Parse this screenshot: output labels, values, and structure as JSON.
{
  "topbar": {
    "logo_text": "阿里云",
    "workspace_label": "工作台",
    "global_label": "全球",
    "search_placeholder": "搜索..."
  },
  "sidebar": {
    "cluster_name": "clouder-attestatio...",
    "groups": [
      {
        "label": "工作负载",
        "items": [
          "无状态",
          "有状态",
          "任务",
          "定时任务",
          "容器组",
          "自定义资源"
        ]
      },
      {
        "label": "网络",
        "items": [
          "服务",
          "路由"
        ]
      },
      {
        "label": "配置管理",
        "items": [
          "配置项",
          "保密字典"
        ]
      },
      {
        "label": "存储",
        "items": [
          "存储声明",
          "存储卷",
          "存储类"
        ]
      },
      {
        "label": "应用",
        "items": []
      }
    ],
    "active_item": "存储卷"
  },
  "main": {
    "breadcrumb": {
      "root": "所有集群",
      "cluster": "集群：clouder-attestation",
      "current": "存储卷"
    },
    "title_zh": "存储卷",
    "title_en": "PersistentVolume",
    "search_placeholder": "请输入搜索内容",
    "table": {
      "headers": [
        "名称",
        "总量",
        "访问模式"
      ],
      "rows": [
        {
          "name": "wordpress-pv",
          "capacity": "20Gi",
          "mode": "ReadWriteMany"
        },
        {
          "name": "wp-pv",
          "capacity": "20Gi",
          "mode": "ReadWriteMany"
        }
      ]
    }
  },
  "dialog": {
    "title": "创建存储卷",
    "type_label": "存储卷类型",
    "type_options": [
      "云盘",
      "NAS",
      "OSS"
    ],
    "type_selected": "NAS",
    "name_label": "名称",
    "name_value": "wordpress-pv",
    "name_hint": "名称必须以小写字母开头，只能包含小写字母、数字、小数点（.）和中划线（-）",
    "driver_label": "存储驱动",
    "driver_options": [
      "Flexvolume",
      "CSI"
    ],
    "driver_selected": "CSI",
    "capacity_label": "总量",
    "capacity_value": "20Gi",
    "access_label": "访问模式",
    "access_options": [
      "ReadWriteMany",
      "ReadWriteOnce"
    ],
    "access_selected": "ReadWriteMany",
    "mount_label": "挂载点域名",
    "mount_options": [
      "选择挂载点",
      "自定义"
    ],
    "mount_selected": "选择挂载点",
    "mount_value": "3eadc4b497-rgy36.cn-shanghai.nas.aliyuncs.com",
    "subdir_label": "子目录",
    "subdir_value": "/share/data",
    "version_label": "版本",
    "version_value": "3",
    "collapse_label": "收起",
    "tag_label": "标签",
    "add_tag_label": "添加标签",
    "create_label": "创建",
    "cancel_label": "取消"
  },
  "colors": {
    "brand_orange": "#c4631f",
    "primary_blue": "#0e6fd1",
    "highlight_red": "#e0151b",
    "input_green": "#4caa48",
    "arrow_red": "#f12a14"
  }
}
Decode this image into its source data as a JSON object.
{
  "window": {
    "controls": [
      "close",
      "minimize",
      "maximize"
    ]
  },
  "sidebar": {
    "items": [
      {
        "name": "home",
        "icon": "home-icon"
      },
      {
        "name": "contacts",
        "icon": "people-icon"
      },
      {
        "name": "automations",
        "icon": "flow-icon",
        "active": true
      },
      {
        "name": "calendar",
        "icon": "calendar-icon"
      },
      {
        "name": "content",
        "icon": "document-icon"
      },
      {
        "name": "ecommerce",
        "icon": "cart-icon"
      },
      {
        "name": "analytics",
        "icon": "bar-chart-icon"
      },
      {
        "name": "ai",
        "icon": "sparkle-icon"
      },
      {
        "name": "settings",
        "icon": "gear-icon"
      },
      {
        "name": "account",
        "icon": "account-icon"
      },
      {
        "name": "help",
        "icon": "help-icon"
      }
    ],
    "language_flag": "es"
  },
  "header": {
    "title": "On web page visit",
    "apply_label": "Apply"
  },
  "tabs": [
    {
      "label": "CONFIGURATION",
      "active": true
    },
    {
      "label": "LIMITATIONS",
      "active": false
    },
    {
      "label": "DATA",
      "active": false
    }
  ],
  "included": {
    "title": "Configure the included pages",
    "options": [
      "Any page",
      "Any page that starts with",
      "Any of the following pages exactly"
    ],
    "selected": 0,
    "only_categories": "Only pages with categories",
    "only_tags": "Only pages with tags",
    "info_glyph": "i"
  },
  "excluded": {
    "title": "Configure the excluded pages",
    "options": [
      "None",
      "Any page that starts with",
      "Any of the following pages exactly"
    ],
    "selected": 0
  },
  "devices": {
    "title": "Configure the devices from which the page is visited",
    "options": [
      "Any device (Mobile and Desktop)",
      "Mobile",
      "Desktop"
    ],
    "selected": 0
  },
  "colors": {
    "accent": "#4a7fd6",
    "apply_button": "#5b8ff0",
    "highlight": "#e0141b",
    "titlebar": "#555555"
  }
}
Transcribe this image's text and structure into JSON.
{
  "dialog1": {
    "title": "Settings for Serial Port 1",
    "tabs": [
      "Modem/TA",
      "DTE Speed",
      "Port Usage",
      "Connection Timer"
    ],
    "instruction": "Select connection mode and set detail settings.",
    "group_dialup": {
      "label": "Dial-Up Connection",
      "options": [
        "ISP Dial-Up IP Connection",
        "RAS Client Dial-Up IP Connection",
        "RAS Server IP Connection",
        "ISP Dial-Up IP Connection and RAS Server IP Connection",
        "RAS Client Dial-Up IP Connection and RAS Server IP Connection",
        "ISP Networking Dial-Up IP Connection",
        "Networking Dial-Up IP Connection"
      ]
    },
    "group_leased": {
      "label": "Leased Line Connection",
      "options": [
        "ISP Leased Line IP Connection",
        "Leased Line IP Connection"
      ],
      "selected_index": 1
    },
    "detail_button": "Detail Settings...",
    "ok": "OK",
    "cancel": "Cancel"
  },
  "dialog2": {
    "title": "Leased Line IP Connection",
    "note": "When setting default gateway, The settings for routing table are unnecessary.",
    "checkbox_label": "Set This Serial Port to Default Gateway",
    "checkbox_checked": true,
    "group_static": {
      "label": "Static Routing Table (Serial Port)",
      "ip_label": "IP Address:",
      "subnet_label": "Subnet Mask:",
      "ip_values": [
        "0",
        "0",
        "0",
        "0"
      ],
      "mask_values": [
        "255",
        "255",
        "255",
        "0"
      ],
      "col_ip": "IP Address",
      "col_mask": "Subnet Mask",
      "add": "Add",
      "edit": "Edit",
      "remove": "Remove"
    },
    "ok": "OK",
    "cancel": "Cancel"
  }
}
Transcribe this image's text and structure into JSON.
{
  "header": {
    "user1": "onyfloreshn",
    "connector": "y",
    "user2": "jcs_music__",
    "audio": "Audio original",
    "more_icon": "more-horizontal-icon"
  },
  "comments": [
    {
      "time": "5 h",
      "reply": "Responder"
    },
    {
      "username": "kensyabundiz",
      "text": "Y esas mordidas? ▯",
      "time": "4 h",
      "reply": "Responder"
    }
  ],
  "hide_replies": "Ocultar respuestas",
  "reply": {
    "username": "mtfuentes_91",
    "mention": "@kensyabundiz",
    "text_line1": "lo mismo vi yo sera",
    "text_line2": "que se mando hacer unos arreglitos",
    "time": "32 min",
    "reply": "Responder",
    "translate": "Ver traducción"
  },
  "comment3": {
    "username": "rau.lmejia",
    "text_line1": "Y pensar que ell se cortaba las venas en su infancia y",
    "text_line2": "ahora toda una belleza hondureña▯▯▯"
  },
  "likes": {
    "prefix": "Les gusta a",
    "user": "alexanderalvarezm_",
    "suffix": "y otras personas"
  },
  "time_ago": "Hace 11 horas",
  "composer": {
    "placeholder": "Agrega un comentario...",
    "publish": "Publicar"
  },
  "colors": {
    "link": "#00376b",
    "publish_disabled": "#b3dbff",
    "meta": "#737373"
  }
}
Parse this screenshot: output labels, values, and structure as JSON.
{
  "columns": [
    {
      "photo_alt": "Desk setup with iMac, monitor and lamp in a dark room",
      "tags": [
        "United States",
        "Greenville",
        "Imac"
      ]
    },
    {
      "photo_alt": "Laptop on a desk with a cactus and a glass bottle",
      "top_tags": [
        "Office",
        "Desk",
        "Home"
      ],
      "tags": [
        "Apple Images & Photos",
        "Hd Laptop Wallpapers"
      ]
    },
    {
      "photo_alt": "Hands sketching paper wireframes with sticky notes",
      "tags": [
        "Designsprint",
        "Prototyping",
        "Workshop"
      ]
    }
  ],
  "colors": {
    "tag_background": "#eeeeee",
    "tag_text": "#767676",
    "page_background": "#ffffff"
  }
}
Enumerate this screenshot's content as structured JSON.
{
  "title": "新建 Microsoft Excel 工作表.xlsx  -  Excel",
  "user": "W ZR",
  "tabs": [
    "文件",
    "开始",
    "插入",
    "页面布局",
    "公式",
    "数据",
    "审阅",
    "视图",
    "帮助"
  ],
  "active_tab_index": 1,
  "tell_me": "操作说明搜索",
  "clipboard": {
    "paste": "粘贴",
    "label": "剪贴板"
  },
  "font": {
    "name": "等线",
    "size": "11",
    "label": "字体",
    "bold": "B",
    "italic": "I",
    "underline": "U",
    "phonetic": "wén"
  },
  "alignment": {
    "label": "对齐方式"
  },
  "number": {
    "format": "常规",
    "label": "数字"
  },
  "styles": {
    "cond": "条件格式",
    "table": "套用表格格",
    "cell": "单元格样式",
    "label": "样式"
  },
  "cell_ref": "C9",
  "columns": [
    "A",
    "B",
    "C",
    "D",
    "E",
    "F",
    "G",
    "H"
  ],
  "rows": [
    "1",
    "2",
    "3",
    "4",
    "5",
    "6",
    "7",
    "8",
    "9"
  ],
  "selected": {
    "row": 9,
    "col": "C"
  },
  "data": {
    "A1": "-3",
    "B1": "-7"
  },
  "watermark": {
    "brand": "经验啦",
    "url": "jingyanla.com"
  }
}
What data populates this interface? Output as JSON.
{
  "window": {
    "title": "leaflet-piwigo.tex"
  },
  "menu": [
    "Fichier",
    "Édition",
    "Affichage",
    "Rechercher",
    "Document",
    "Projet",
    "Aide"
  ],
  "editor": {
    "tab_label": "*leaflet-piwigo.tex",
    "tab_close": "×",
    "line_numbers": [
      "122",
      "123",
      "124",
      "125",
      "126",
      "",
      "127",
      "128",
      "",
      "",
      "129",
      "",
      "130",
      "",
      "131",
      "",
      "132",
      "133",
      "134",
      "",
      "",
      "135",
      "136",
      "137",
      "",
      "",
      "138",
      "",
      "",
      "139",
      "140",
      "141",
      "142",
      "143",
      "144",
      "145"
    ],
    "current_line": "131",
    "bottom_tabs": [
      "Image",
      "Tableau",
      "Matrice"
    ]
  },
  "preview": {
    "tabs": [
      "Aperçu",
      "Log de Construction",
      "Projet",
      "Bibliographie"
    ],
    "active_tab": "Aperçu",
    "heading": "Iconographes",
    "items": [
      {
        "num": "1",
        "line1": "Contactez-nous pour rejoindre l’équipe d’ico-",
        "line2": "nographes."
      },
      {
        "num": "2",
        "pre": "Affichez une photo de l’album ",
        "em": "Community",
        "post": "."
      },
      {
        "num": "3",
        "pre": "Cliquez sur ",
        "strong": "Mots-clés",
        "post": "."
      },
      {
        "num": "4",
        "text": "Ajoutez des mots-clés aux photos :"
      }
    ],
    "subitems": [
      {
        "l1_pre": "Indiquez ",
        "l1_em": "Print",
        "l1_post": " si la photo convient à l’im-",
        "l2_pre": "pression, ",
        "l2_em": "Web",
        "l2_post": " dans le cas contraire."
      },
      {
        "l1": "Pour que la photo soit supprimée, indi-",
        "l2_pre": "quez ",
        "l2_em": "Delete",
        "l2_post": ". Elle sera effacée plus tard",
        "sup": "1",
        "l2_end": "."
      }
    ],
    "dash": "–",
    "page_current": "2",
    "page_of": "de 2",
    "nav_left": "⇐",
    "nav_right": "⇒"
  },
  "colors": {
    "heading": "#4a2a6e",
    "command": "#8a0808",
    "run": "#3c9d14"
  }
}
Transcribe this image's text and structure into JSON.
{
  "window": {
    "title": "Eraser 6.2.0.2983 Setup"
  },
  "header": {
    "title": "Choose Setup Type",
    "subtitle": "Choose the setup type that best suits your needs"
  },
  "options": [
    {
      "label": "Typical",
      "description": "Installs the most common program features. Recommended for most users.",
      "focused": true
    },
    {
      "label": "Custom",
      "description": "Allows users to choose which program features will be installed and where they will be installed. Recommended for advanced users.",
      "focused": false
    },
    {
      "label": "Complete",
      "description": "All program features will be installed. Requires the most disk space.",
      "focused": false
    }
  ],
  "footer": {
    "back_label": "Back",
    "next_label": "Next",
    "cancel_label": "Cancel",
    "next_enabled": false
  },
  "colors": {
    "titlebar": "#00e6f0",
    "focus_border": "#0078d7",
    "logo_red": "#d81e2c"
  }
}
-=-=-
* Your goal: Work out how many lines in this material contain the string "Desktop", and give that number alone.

* Response: 2